Provided records: Begin

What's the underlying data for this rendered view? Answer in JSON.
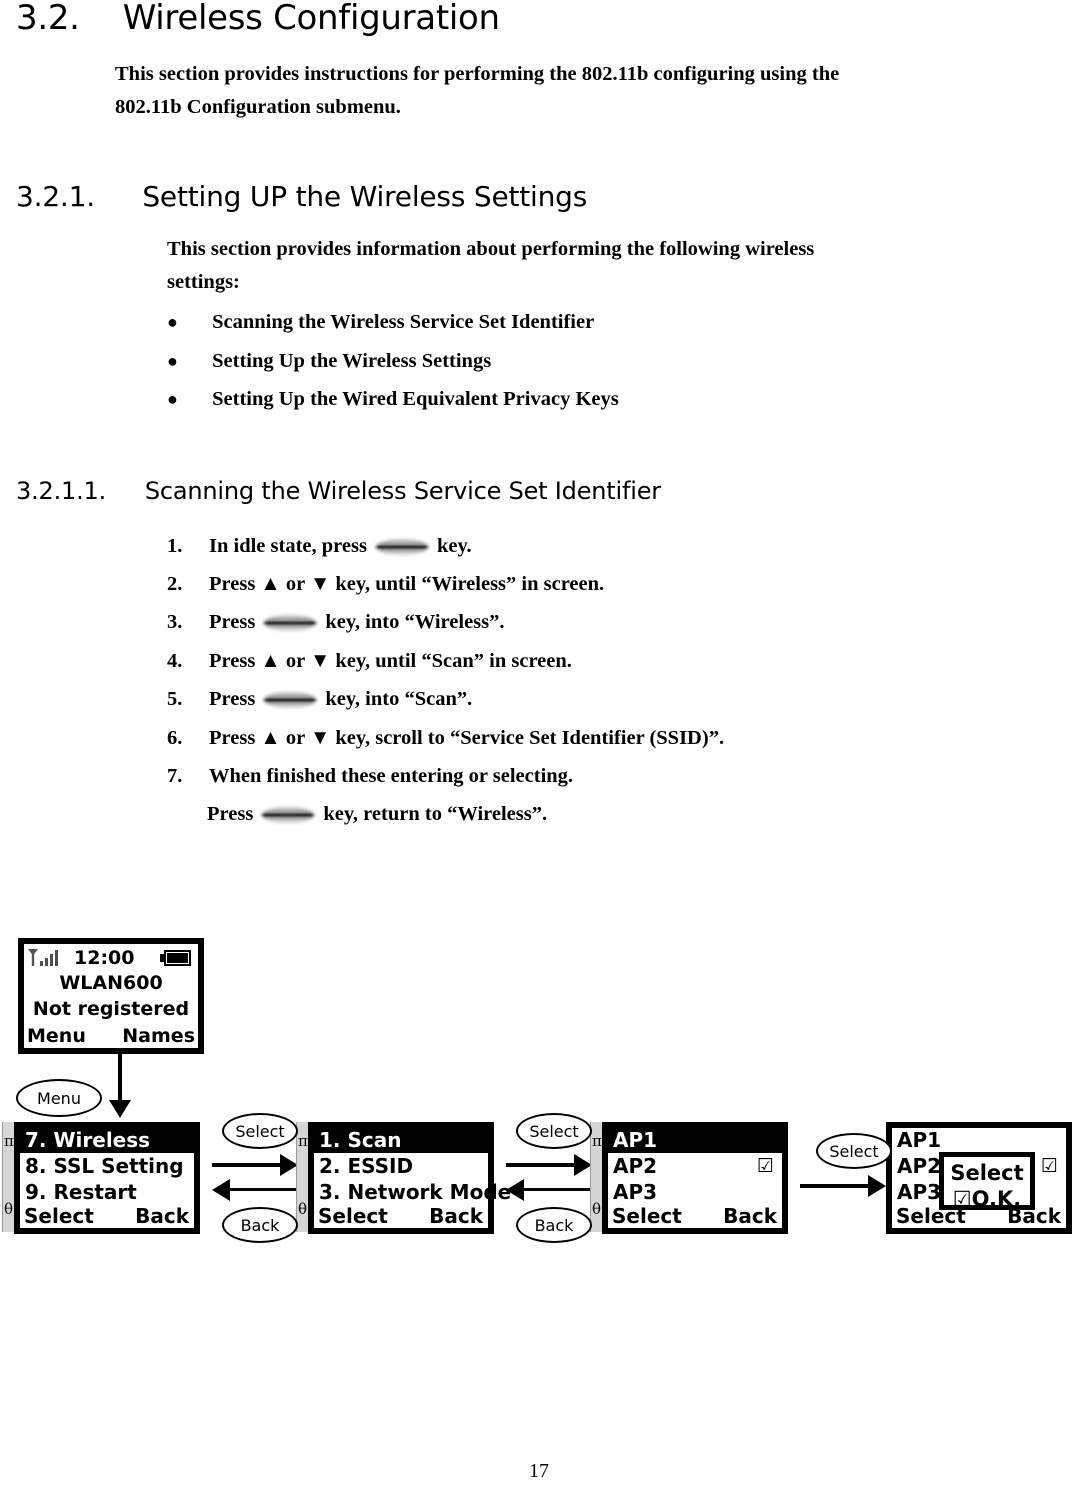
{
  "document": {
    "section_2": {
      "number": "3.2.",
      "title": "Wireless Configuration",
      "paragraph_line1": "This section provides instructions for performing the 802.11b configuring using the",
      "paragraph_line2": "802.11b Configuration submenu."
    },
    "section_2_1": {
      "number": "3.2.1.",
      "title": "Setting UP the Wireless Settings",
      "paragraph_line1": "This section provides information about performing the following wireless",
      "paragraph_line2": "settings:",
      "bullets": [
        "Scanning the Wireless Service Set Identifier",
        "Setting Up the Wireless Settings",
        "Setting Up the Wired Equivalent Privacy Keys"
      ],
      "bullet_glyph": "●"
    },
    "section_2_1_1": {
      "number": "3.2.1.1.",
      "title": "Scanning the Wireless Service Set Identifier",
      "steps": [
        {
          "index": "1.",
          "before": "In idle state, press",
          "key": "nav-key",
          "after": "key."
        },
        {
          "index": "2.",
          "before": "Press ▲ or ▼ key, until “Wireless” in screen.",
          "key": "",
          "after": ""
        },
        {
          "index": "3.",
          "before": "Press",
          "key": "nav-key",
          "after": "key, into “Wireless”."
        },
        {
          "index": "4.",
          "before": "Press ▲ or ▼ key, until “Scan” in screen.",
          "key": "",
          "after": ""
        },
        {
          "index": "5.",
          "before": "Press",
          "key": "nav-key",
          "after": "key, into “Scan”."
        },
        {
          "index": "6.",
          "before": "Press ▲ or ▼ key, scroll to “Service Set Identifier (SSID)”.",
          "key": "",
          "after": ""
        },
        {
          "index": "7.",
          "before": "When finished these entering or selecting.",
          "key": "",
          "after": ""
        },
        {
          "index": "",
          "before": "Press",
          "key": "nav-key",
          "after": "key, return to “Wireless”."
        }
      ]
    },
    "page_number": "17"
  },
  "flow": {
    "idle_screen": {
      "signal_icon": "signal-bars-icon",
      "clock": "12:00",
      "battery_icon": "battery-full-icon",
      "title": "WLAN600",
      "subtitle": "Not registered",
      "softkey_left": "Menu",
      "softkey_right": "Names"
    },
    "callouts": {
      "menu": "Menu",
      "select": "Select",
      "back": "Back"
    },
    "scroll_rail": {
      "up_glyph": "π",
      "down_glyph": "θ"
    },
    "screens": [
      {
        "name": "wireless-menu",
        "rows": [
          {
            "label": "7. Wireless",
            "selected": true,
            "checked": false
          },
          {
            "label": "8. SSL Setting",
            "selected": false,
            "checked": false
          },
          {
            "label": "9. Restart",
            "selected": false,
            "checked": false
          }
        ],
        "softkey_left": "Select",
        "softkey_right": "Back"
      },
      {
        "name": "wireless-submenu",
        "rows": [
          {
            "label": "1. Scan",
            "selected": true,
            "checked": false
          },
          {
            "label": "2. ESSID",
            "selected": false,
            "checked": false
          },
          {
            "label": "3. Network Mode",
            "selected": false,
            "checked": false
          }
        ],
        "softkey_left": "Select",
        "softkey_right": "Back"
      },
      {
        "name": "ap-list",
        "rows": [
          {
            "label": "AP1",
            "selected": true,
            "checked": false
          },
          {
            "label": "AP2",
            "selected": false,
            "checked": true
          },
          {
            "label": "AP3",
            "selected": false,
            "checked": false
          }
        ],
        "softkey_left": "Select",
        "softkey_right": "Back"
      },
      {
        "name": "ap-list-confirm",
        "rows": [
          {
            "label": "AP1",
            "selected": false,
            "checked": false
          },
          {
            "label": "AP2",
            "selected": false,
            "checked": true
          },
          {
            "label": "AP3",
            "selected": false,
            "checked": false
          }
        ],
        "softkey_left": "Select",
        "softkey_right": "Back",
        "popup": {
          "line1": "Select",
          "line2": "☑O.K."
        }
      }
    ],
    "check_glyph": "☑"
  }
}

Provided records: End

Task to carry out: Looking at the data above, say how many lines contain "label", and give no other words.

Task result: 12